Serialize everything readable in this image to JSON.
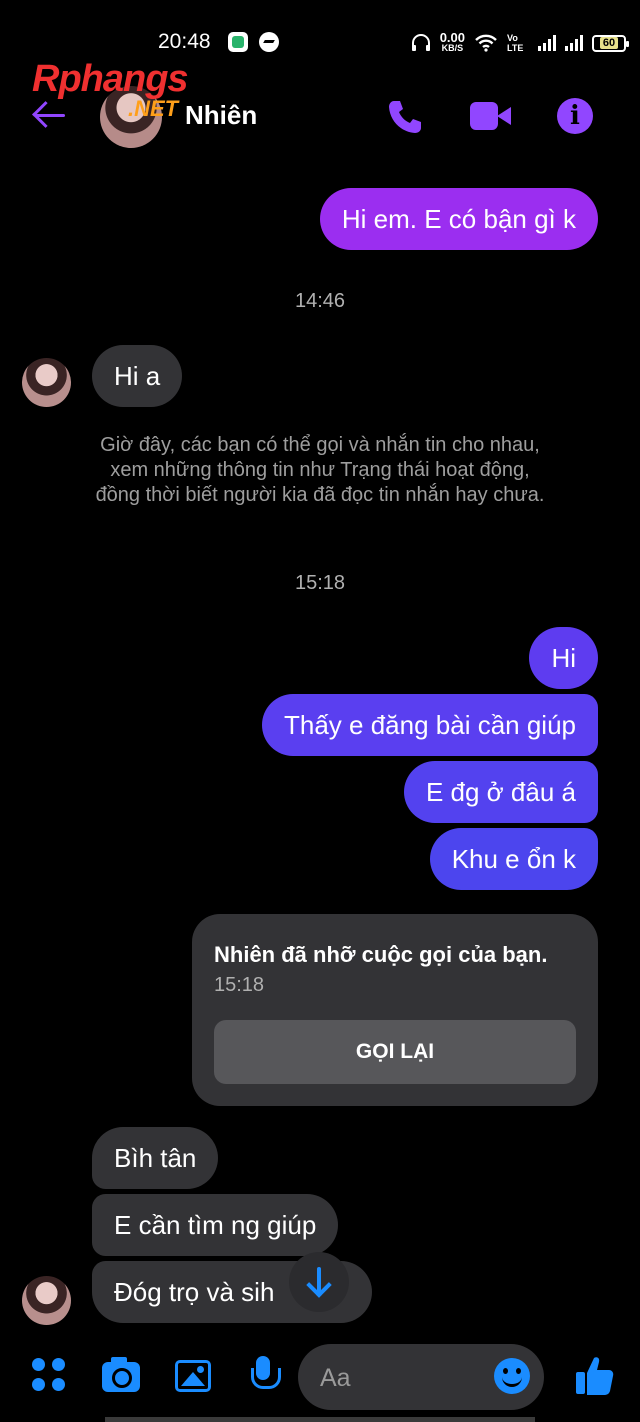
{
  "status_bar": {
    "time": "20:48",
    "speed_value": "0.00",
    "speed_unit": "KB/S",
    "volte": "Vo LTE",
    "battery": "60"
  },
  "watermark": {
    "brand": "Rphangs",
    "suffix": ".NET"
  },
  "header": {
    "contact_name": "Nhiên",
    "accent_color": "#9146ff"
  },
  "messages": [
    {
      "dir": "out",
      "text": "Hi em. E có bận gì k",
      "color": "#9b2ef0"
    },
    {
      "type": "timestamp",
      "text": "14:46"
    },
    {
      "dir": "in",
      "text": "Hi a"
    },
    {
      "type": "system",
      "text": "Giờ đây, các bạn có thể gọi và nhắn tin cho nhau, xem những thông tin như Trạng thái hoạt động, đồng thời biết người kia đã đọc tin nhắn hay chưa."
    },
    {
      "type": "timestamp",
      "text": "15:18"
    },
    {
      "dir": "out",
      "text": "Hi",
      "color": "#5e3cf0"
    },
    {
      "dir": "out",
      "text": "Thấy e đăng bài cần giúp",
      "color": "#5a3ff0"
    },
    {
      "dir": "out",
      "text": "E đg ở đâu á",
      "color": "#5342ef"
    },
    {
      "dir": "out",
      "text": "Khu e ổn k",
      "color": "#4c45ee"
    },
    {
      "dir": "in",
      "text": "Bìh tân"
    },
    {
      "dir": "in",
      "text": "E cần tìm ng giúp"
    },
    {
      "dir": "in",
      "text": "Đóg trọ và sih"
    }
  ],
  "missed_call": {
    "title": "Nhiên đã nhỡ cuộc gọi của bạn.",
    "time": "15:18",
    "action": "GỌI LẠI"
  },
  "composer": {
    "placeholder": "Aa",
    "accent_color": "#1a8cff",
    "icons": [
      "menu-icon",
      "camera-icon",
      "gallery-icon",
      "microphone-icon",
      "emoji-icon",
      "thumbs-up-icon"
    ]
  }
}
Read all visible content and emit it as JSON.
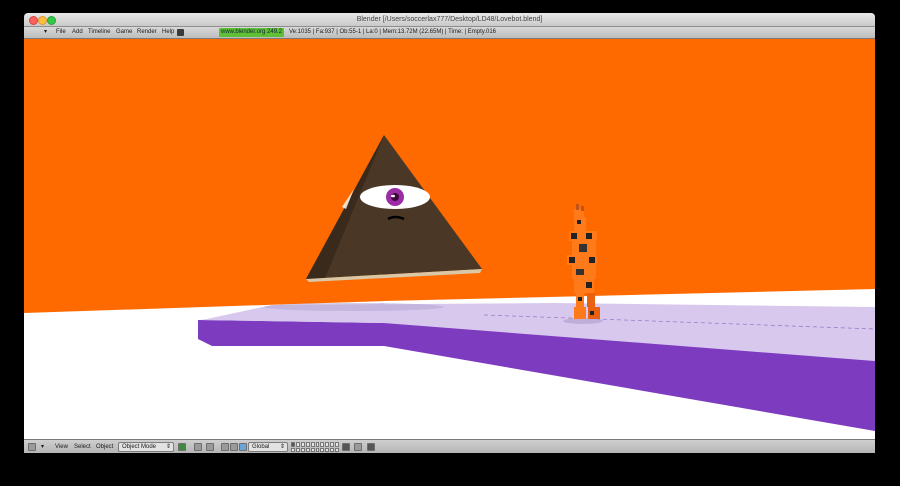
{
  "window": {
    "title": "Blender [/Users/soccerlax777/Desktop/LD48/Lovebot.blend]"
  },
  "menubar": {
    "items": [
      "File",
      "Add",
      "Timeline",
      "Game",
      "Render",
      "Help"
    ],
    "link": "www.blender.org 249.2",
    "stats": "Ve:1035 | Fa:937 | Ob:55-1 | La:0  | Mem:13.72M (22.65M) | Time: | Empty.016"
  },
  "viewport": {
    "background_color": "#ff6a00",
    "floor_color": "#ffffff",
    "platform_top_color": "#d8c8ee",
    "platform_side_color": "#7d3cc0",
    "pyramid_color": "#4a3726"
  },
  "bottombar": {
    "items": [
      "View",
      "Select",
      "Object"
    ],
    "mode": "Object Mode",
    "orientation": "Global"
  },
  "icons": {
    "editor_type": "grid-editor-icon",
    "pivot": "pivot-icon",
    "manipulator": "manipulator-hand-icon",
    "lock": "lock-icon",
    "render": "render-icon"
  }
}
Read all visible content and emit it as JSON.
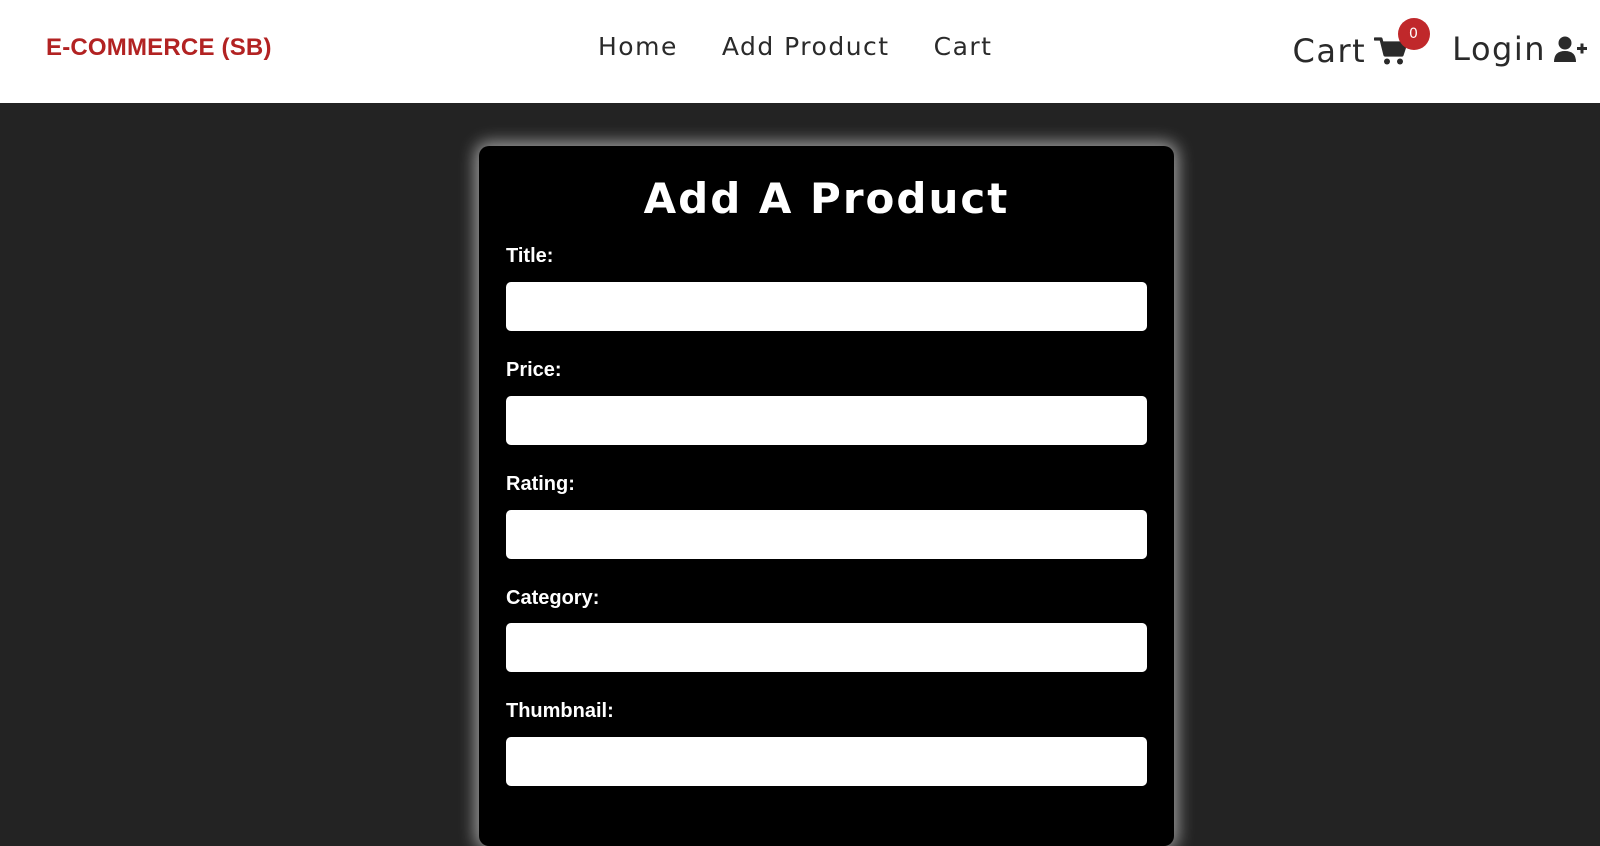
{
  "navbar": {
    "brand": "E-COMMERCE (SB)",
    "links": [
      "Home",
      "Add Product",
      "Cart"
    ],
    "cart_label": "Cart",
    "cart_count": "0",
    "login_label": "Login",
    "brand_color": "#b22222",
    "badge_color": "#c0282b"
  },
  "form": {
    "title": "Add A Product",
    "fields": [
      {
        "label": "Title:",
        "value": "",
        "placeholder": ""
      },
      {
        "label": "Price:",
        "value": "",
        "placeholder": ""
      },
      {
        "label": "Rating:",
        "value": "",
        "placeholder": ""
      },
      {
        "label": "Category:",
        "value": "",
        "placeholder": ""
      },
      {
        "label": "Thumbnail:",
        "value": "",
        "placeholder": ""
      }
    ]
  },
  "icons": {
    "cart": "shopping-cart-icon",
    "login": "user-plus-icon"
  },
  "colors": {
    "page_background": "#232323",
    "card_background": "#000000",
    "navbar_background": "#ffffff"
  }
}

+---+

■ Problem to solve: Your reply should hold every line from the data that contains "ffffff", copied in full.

■ Result for this task:
    "floor_color": "#ffffff",
    "navbar_background": "#ffffff"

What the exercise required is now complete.